I finally got admitted into the hospital somewhere around 3am and by that time Chris and I were just happy to be able to go to sleep. My night nurse was very accommodating and went through my paper work as quickly as he could. I managed to get 4 solid hours of sleep before someone came in to do my vitals. It was all down hill from there on the sleep front, so I'm a bit bleary eyed.
My rounding physician was Dr. Khouri. I haven't had any prior experience with him, but know other patients who are his regulars, and they all love him. I found him to have a good sense of humor, which I find is important in dealing with me on this level. He questioned the need to have me admitted, which I supported. I'm not having any sort of medical "crisis" and was complaining to Chris that I probably could have been seen in clinic next week. Now, considering that all of the parties involved were erring on the side of caution, I have to concede that everyone was acting in my best interest. My doctors were being aggressive in the face of a mystery illness, and I'm sure most patients in this situation can appreciate that.
Dr. Khouri suspects that I'll have a bone marrow aspiration in a few days just to rule some things out and get a clearer idea of what we may be dealing with. The node in my neck has virtually disappeared and the one in front of my ear feels a wee bit smaller. That could be my imagination, though.
I'm hooked up to an IV via the traditional route: there's a big needle cradled in the crook of my right elbow. It gets occluded every time I bend my right arm slightly and sets the IV pump's alarm off. I managed to knit with straight arms for about an hour before I gave up. Even that made the alarm go off every few minutes. I'm sure I shouldn't, but I turn the alarm off myself. I'm not medically trained, but after nearly a year of dealing with the beeping little monsters, I've learned how to program them on a very rudimentary level. Occlusion in the line is the only fix I'll attempt. I'll leave the rest of it up to the pros.
I'm receiving one very exclusive and designer drug via the IV. Even Chris was impressed when the nurse came in to hook it up. You may or may not have heard of it: Saline.
I made the argument last night that since no one thought that I'd be receiving any drugs intravenously that perhaps they could hold off in putting an extra hole in my arm. The ER doctor felt that I would probably get some sort of drug therapy, so I lost that round. After Dr. Khouri elected to treat me with a broad spectrum oral antibiotic, I tried the argument again on my assigned nurse. No dice. Where's Charles Bronson when you need him?
I'm being kept through the weekend for observation, although Dr. Khouri indicated that if we had been local, he would have discharged me since there's no real reason for me to be here. I'm not running a fever and haven't had one since my mystery illness at the beginning of the month. All of my regular bodily functions are normal and my appetite was excellent up until this afternoon. When I was confronted by "room service" food my appetite went into hiding. I still ate my cardboard sandwich and potato salad and even ordered something else an hour later. It was just as bad, but that didn't stop me from eating it.
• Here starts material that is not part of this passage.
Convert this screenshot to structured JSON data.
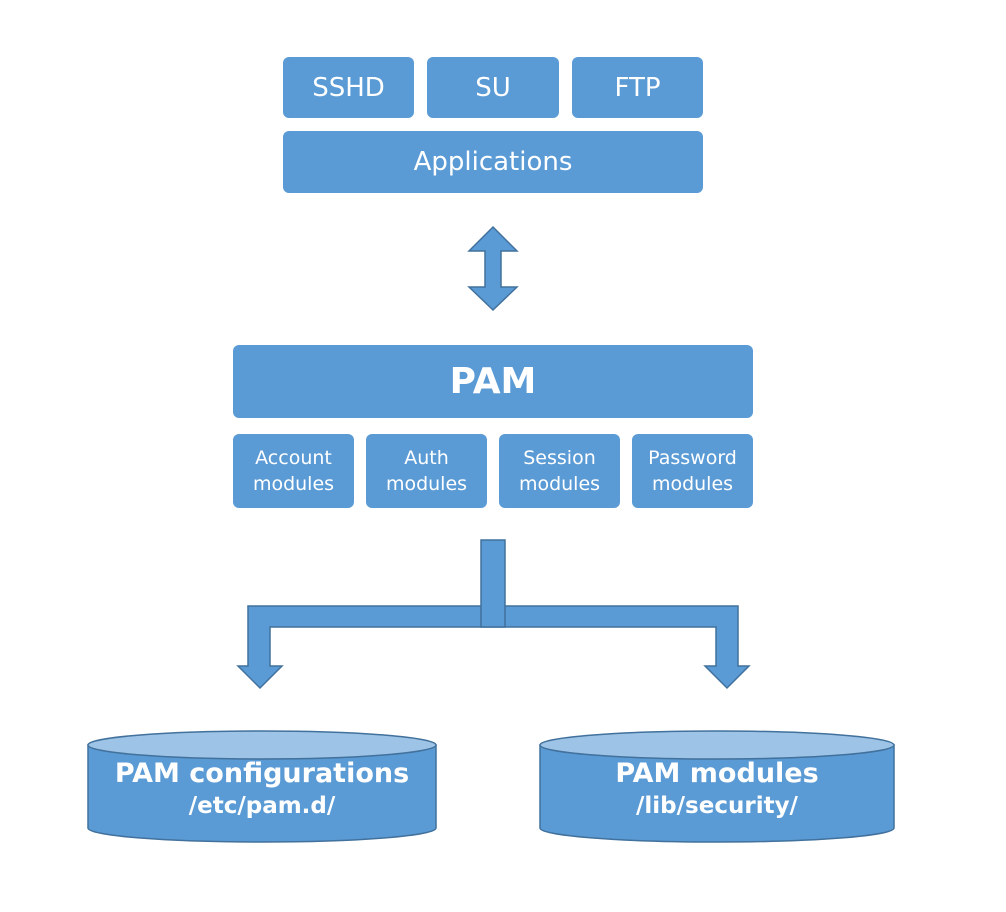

I have noticed that a few changes have been made to the menu. Chris's favorite cookie has been banished to be replaced by almond cranberry crunch. The "beef medallions in brown sauce" have disappeared. Soft tacos are still available for order, but if I were you, I wouldn't. It occurred to me that hard tacos never make it into the rotation. When I informed Chris that the menu was sadly tacopenic, he snickered and told me to order a quesadilla.
So, to summarize this post: please don't worry. The doctors and nurses who have seen me in the last 24 hours aren't.